"Everyone who was a law enforcement officer or a reporter knew exactly what these hate groups were planning," said Attorney General karl A. Racine on Friday, stating that there were "no surprises" that some had been planning for this to happen. "They were planning to descend on Washington, D.C., ground center was the Capitol, and they were planning to charge and, as Rudy Giuliani indicated, to do combat justice at the Capitol."

Of course, these plans didn't just circulate on mainstream sites such as Facebook, Instagram, YouTube, and Twitter. One such place where plans were discussed was message board 8kun, which has been linked to white supremacism, multiple mass shootings, and the spread of child pronography. The site is very popular among QAnon followers, who seemingly believe that Hillary Clinton is drinking the spinal fluid of children through silly straws. Users on the site had talked about a planned siege of the Capitol for weeks.

"You can go to Washington on Jan 6 and help storm the Capital," wrote one user on the site just one day before the attack took place. "As many Patriots as can be. We will storm the government buildings, kill cops, kill security guards, kill federal employees and agents, and demand a recount." Many Trump supporters have already tried to shift the blame of the events on Antifa, despite video and photo evidence showing multiple prominent white supremacist and QAnon supporters at the scene, including neo-Nazi Anthime 'Baked Alaska' Gionet, and Jake 'QAnon Shaman' Angeli.

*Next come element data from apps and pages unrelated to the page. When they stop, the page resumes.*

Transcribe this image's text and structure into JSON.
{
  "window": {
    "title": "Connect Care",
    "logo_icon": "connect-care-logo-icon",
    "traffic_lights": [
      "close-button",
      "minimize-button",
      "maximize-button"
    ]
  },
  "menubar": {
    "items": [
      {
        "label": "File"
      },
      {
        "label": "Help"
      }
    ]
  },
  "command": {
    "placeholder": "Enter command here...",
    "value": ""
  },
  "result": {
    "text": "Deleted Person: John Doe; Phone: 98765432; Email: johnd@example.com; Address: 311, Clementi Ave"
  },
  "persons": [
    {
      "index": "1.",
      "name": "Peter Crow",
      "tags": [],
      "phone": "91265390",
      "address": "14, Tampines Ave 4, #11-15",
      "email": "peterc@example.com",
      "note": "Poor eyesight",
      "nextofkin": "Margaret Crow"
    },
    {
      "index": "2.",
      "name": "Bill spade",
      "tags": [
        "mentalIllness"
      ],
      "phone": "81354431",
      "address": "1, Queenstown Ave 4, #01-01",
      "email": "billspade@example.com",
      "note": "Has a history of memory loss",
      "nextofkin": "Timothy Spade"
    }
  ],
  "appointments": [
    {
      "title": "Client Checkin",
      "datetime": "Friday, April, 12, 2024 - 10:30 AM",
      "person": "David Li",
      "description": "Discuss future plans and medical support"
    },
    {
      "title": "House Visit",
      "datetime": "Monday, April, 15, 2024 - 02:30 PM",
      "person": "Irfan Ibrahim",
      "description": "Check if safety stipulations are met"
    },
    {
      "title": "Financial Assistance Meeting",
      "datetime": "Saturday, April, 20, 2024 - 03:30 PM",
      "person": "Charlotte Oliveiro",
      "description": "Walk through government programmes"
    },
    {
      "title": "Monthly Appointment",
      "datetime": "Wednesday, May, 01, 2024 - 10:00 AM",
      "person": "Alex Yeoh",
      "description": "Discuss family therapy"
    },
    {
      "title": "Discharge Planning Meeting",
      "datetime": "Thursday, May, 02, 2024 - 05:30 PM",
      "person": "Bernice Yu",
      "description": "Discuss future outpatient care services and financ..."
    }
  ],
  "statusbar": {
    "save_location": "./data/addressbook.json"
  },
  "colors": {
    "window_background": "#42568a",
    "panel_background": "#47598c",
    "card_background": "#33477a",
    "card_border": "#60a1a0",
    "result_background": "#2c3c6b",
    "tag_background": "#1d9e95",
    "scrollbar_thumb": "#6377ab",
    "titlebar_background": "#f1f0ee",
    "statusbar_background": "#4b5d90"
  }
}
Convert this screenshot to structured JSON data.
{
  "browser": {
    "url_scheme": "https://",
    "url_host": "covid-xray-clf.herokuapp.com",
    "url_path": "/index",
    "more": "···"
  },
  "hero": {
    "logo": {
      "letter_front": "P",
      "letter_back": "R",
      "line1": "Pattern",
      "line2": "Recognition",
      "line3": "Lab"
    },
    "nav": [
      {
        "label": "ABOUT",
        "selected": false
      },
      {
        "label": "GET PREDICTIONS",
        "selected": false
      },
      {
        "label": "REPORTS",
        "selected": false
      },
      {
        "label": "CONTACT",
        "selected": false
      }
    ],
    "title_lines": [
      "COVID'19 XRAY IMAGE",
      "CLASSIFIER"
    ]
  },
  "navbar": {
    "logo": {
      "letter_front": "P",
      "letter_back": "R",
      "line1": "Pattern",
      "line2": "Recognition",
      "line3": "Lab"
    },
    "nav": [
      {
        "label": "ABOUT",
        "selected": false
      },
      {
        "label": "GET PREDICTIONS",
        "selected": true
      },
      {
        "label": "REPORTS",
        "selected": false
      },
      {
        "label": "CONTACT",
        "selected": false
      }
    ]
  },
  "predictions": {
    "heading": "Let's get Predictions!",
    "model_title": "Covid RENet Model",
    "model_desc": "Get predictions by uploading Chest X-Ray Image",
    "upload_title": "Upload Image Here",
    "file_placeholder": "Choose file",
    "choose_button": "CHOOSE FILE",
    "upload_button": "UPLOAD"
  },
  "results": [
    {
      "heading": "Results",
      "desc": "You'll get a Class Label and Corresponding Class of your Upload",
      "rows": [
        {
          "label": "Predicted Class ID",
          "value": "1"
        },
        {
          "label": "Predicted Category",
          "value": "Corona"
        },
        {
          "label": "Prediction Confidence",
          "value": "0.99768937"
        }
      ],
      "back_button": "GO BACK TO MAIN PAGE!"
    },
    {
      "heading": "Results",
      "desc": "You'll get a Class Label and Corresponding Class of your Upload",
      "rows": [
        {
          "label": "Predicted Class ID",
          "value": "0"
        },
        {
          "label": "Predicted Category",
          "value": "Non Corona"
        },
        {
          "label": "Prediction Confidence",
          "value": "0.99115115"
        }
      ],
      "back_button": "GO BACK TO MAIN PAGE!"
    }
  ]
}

The Network Contagion Research Institute, which tracks disinformation as it spreads across the internet, made note of these threats before the rally took place. Insurrectionist hashtags began to trend upward in the lead-up to Jan. 6, both on widely accessible social media and fringe-right cesspits. Shortly after the chaos, Washington Police Chief Robert Contee suggested on Thursday there was "no intelligence that suggested there would be a breach of the U.S. Capitol."

Despite many Republicans condemning the attack on democracy, some extremists have continued to suggest that an insurrection should take place. Former Virginia congressman Denver Riggleman has warned that some of Trump's most extreme supporters might engage in political violence ahead of Joe Biden's inauguration on Jan. 20. "I think we better be ready," he said, "We need a coordinated effort to detect groups planning now for Inauguration Day."

In response to the events of Jan. 6, the FBI has asked for any information that could assist in "identifying individuals who are actively instigating violence in Washington, D.C." The FBI is accepting tips and media regarding those who engaged with and instigated said violence, and one notable MAGA cult shithead has since been arrested.